═════ RECORDS PROVIDED ═════

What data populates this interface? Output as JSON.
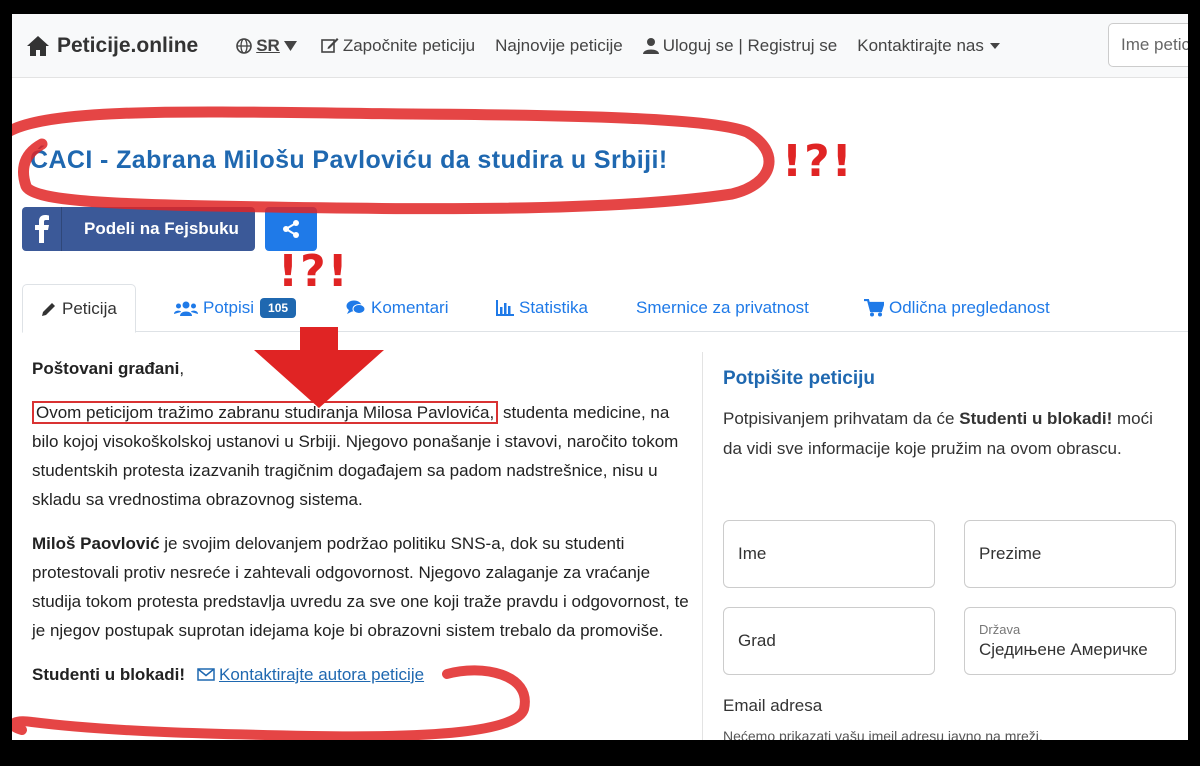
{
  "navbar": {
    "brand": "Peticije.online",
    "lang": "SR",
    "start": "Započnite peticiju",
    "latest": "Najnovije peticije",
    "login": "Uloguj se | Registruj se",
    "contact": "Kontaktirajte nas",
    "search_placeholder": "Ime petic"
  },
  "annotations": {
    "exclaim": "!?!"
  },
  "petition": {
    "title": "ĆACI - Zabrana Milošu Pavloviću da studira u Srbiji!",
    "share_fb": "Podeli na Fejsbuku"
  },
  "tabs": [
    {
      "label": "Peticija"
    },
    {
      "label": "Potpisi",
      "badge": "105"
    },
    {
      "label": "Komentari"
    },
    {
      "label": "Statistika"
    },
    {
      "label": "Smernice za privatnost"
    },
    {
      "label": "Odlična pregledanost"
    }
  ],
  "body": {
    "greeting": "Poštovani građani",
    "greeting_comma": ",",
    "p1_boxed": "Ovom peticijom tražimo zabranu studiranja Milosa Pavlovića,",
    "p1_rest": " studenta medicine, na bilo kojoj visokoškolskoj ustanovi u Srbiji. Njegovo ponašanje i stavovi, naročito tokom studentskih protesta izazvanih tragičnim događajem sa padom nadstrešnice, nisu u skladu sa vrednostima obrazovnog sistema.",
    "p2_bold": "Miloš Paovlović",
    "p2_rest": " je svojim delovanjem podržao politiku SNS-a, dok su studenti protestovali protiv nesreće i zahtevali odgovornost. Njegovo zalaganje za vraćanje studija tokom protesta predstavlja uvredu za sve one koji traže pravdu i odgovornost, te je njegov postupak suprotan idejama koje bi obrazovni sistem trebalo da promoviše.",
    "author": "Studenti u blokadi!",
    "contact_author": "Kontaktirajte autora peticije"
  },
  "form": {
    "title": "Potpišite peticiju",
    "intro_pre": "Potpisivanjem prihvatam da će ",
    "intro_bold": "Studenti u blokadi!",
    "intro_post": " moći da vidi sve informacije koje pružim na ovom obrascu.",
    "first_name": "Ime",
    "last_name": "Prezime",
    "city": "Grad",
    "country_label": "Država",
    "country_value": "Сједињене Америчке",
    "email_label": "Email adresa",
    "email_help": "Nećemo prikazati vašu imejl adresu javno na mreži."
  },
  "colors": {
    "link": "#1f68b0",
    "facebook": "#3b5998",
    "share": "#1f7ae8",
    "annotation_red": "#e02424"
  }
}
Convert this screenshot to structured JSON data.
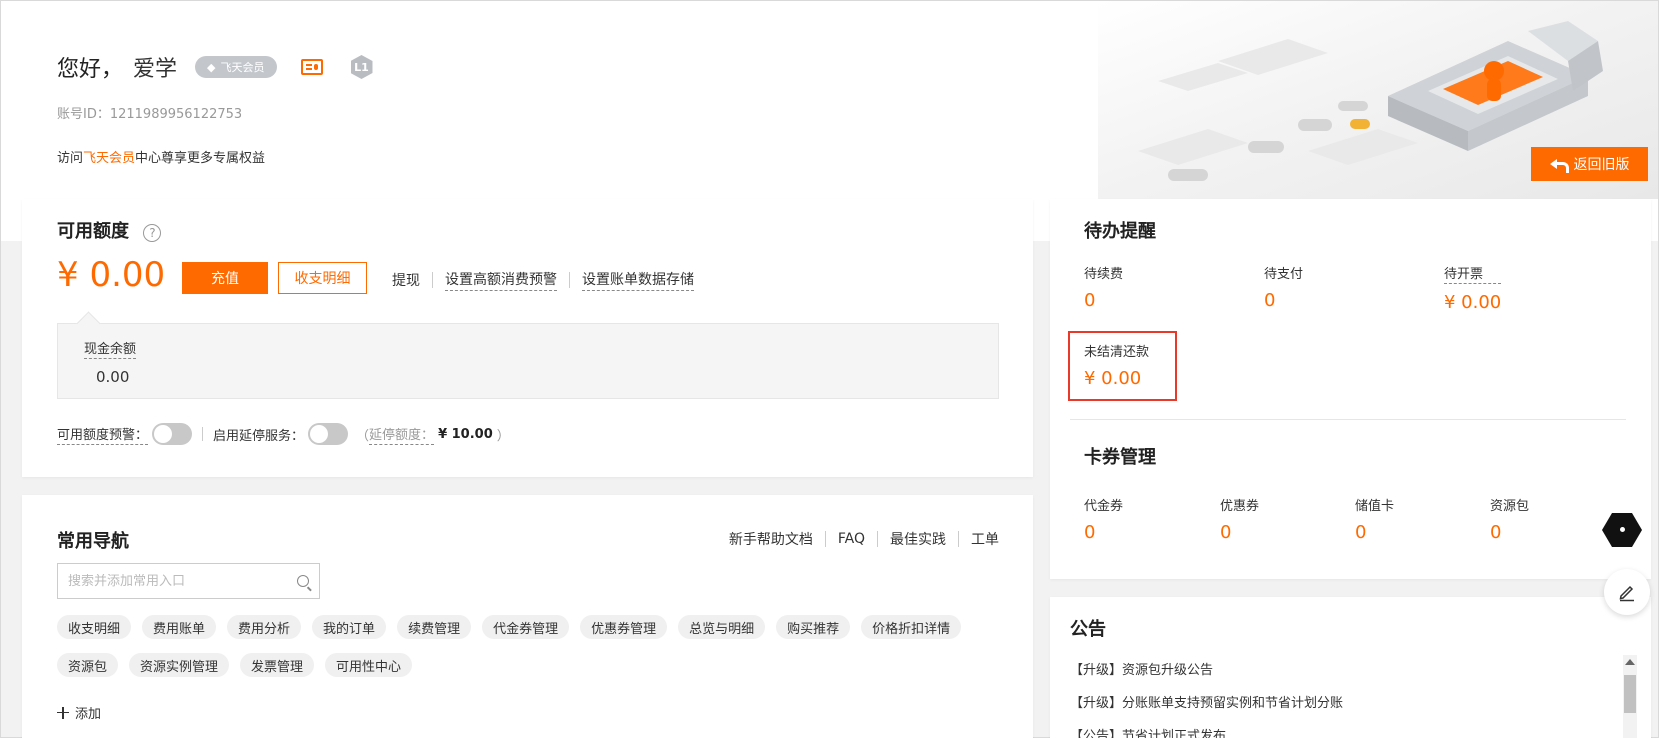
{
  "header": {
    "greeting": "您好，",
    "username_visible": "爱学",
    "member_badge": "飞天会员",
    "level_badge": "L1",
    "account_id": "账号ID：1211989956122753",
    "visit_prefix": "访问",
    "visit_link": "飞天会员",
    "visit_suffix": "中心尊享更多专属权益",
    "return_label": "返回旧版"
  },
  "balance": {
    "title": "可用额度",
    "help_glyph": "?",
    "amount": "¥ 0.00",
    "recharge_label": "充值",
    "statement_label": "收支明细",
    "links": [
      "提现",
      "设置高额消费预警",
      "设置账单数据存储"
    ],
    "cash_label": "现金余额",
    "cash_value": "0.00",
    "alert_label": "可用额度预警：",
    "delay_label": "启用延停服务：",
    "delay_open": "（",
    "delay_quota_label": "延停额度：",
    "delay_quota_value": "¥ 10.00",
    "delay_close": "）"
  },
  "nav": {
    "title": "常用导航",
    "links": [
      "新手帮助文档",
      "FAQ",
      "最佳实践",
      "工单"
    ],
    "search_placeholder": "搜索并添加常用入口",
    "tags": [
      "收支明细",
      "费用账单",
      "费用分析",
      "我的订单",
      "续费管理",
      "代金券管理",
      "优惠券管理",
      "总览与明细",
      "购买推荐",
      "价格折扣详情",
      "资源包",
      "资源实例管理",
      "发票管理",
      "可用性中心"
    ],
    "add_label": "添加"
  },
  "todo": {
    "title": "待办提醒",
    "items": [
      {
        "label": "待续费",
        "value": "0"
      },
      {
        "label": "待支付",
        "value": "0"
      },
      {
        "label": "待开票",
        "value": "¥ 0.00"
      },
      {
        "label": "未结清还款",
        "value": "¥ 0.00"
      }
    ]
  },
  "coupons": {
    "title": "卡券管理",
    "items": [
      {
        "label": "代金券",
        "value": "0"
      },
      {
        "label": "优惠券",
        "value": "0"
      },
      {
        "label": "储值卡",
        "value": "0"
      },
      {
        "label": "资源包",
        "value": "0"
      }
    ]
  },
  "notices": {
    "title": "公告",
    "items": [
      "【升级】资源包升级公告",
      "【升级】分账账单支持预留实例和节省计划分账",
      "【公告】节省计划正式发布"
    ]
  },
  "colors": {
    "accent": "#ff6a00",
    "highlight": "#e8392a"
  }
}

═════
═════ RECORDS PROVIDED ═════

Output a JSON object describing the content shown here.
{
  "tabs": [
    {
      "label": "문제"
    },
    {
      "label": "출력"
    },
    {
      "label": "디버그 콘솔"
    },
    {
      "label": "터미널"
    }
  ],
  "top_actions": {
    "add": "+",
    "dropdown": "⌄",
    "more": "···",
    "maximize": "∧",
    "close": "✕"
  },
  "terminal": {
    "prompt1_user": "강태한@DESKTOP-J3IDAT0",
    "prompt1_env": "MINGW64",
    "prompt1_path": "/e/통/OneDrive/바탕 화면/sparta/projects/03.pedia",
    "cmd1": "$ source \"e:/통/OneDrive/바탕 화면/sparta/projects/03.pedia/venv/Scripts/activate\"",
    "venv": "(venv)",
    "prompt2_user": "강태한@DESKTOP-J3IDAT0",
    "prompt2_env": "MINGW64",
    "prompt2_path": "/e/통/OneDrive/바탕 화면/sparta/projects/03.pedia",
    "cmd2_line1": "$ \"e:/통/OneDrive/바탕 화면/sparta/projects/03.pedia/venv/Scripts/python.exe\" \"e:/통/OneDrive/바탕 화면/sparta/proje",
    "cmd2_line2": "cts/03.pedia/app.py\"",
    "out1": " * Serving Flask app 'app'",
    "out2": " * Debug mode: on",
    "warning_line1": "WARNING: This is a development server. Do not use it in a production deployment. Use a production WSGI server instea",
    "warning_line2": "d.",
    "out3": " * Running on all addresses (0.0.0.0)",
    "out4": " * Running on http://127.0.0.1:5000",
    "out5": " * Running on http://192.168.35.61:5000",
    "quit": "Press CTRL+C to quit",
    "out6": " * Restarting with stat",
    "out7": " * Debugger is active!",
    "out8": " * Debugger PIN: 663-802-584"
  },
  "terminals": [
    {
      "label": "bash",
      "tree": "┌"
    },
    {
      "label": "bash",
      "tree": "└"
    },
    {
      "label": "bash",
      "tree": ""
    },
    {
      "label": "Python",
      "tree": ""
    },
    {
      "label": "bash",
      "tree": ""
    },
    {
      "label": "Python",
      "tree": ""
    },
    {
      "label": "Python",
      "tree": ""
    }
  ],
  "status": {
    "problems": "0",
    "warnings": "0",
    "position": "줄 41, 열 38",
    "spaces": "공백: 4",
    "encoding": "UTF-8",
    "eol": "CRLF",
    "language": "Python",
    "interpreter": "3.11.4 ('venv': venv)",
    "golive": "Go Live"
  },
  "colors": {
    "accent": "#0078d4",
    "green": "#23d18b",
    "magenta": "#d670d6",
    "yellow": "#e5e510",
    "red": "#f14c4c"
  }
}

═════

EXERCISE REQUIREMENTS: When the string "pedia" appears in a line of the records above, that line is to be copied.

EXPECTED ANSWER:
    "prompt1_path": "/e/통/OneDrive/바탕 화면/sparta/projects/03.pedia",
    "cmd1": "$ source \"e:/통/OneDrive/바탕 화면/sparta/projects/03.pedia/venv/Scripts/activate\"",
    "prompt2_path": "/e/통/OneDrive/바탕 화면/sparta/projects/03.pedia",
    "cmd2_line1": "$ \"e:/통/OneDrive/바탕 화면/sparta/projects/03.pedia/venv/Scripts/python.exe\" \"e:/통/OneDrive/바탕 화면/sparta/proje",
    "cmd2_line2": "cts/03.pedia/app.py\"",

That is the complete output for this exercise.